Saving Wildlife is Good for Your Health (But It’s Complicated)
Posted by Richard Conniff on June 19, 2015
I live in one of the towns that gave Lyme disease its name, and yet I also love wildlife. So I rejoiced a few years ago when a study argued that maintaining healthy natural habitats with a rich diversity of wildlife can help keep people healthy, too, by protecting us from infectious diseases. Now two new studies out this week support this theory—though skeptics say they still have their doubts.
The basic idea, first proposed by ecologists Richard Ostfeld and Felicia Keesing, is called the “dilution effect,” and it works like this: for a given disease affecting multiple species—like Lyme disease or malaria—some host animals readily transmit the disease organism to the tick or mosquito that will carry it to the next victim. But other species are dead ends.
In the case of Lyme disease in the western United States, for example, western gray squirrels readily contract the bacteria and pass it on to ticks. But when those same ticks feed on western fence lizards, it kills the Lyme-causing bacteria in the ticks’ blood. That makes the lizards a bad host for Lyme, and good for us. In theory, the greater the biodiversity in any habitat, the more chances there are that a “bad” host will get the bacterium or virus and therefore fail to pass it on, diluting the impact of the disease.
The first of the new studies, published this week in the journal Proceedings of the National Academy of Sciences (PNAS), reviewed dozens of past studies to see whether there was evidence for the dilution effect in 47 disease organisms that exclusively infect wildlife hosts and another 14 that also sicken humans. The result was “broad evidence that biodiversity inhibits the abundance of both types of natural enemies.” The researchers found evidence even for the idea that a diversity of wildlife reduces agricultural pests.
Support for “this idea that biodiversity can buffer against disease outbreaks,” was so strong, said lead author David Civitello, a disease ecologist at the University of South Florida, that it highlights the need to “move beyond debates over the generality of the dilution effect” and get down to understanding the specific mechanisms that drive the effect.

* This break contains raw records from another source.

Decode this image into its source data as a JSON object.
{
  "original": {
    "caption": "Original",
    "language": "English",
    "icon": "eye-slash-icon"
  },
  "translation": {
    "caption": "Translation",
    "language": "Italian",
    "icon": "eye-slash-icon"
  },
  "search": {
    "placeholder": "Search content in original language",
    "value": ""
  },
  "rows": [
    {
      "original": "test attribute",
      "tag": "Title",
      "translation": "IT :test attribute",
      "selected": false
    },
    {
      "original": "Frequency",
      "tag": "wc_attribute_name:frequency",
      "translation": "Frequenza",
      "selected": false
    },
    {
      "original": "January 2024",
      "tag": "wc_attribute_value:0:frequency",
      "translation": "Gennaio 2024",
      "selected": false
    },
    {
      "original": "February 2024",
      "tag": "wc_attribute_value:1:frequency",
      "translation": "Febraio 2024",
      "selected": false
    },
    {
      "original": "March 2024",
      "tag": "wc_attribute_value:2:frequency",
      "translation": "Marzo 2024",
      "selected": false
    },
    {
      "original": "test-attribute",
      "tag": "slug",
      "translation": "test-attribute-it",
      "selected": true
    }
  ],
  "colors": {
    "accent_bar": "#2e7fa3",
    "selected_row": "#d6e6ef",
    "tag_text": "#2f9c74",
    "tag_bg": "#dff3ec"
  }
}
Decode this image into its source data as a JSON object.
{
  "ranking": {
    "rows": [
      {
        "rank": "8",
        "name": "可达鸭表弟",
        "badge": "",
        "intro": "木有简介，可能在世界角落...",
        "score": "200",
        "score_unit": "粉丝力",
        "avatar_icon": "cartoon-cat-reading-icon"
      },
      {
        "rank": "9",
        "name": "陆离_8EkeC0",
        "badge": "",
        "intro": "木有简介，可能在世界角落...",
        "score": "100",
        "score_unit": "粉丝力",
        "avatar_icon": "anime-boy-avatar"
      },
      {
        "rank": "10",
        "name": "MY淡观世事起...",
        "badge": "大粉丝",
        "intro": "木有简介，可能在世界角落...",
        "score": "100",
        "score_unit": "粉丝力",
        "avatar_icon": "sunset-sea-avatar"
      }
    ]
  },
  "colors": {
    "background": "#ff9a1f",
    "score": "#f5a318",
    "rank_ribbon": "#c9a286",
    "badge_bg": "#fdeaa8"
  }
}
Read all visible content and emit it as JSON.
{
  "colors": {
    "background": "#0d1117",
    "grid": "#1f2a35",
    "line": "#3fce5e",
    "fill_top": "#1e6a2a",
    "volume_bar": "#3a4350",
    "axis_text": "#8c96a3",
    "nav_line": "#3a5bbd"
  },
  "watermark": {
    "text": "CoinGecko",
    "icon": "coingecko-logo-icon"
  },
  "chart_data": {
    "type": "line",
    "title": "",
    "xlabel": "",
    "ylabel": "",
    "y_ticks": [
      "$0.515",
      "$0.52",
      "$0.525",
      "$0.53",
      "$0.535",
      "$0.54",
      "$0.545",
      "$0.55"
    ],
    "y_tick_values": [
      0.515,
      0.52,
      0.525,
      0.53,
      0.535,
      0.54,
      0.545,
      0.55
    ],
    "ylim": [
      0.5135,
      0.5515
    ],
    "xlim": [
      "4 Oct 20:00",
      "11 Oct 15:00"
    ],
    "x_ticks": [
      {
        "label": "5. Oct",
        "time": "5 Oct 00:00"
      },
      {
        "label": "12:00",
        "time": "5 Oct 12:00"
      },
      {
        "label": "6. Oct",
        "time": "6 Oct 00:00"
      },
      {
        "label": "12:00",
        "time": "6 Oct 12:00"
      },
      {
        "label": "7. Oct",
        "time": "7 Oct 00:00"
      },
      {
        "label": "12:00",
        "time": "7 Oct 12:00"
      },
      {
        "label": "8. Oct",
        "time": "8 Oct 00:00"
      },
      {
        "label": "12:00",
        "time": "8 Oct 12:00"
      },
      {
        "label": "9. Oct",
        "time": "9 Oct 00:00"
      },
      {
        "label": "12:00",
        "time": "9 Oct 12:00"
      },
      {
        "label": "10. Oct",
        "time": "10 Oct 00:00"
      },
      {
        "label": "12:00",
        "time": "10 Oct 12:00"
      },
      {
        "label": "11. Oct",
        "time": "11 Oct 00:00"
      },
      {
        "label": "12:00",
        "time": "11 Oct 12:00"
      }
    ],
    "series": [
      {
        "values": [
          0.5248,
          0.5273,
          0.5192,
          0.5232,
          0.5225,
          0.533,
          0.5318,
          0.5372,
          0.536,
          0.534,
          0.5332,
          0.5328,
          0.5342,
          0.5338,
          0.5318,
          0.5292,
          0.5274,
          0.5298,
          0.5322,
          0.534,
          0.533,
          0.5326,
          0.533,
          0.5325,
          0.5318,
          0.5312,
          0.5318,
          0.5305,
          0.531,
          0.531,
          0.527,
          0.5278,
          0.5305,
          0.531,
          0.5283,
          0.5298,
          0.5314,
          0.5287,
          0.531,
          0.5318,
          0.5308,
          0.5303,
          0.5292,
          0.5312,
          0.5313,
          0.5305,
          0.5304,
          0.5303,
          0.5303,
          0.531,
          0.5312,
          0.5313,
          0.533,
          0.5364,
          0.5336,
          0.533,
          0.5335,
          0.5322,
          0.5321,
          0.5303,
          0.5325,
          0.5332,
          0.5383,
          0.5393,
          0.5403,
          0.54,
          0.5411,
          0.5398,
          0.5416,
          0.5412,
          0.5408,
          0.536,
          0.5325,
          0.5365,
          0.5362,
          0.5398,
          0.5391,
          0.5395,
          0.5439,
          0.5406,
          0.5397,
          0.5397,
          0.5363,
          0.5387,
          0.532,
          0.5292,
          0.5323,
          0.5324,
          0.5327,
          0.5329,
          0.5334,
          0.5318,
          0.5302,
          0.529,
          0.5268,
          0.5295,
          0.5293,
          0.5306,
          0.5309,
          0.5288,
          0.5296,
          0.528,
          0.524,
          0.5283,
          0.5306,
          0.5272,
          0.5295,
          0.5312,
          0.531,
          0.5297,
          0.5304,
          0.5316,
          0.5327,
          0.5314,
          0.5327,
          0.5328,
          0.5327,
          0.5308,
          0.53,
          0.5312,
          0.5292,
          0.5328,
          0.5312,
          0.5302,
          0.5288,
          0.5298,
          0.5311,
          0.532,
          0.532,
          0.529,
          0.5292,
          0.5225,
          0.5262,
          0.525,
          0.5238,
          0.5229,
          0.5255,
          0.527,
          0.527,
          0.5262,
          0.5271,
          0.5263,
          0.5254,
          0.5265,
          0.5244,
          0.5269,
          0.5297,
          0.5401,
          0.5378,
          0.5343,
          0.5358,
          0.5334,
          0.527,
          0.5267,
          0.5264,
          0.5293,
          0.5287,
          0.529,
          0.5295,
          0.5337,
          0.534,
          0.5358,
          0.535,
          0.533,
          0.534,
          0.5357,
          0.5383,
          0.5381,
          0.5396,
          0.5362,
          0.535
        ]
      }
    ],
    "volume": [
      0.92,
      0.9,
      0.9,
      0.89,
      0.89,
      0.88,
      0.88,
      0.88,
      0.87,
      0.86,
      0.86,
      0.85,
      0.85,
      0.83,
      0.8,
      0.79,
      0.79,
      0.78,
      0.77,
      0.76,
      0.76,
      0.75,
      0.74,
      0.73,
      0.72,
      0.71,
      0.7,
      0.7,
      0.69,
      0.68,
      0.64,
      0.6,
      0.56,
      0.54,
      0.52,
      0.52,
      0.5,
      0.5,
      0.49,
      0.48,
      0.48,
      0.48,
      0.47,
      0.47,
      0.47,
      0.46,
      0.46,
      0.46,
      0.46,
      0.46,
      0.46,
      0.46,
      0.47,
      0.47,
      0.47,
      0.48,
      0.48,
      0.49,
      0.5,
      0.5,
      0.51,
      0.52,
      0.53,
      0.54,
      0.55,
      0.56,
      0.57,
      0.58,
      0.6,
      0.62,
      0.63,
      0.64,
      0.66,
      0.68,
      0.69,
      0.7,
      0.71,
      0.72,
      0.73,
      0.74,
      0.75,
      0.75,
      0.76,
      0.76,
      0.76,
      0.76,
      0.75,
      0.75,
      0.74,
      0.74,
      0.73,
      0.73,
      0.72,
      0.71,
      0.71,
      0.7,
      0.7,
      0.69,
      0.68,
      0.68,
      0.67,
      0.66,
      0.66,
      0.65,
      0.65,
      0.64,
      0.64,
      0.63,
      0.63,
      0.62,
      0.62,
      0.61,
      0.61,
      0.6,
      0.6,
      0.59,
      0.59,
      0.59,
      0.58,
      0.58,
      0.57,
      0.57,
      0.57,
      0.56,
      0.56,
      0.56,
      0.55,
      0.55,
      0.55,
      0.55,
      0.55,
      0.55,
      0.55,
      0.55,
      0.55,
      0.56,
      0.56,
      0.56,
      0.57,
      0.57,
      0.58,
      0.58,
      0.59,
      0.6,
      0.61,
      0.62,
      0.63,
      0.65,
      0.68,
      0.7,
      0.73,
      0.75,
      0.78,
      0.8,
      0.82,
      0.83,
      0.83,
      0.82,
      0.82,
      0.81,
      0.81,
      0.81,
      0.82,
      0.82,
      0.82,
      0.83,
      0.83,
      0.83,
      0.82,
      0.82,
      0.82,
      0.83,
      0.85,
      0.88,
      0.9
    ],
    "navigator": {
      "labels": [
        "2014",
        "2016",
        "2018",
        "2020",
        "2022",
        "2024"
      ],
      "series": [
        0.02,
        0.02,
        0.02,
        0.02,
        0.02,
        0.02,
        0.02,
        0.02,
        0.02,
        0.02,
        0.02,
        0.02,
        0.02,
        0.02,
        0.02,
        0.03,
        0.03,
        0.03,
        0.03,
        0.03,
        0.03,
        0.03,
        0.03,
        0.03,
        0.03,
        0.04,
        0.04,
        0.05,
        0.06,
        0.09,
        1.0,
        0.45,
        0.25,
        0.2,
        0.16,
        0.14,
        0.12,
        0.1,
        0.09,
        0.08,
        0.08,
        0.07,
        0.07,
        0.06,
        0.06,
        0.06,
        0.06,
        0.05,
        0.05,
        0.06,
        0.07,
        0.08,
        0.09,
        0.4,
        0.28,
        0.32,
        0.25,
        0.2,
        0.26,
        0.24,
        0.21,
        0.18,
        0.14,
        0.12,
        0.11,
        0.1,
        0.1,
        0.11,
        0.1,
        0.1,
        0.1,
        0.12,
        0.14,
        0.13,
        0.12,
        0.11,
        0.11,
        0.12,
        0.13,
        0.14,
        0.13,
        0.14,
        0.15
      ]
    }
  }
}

The second study, also published in PNAS this week, looked at the health of people living near strictly protected areas in the Brazilian Amazon and found good news: They had significantly lower rates of malaria, acute respiratory infections, and diarrhea than their counterparts living in more developed circumstances. This was true even after weeding out the effect of factors like rainfall, income, and health services, said Subhrendu Pattanayak, a co-author of the paper and a professor of public policy and environmental economics at Duke University.
The dilution effect might be one possible mechanism making protected areas good for the neighborhood. But Pattanayak also suggested that simpler factors may be at work. “If you have standing forests, you might have fewer breeding sites for mosquitoes,” he said. Roads in particular mean more malaria, because the edge habitat they create makes for better mosquito breeding sites. Because protected areas don’t allow forests to be cleared and burned, there’s less smoke in the air, Pattanayak said, so “you might not see those respiratory infections.” But he added that the root causes of diseases are difficult to pin down: It’s not just a case of “do one thing and get the other thing. It’s a lot more complex.”
At least one prominent critics of the dilution effect idea says that’s the sticking point. “I’m just not sure that you can generalize to the extent that you have one overwhelming message that biodiversity reduces disease,” said Daniel Salkeld, a disease ecologist at Colorado State University. He was the lead author of a 2013 paper that found “very weak support at best” for the dilution effect. Instead, that paper argued, disease risk depends on the specific local host species, vector species (that is, the ticks, mosquitoes, and other organisms that transmit a disease from host to host), and the nuances of how they live and interact.
At least from a public health perspective, Salkeld said, it makes more sense to evaluate diseases and their causes on a case-by-case basis. “There’s going to be exceptions, and if you’re doing a public health initiative, you want to know whether your case is an exception or not,” he said.
Maintaining biodiversity may well reduce the overall risk that people will contract diseases, and that’s both a good thing and another reason to protect wildlife habitat. “You can manage habitats so that you reduce disease,” Salkeld said. But for a specific, targeted public health project, it may be more effective to “just do larvicide treatment for mosquitoes.” In certain cases, biodiversity could actually increase the infectious disease risk to humans, as a 2014 paper suggested.
So what’s the bottom line? The dilution effect clearly holds promise. But it’s too soon to be trying to sell habitat protection as a broad public health initiative. Even Civitello and his co-authors acknowledge that “biodiversity does not inhibit every enemy in every system.”
What’s needed now is research on mechanisms, so conservationists will have the specific details to say that if you log here, or build a road here, you are liable to make people over here very sick. And that sustainable use project you have in mind? It might not be so sustainable if you factor in the effects on human health. With that kind of know-how, protecting habitat and biodiversity could yet become a specific tool for society to apply with confidence.
Geoffrey Giller contributed reporting for this story.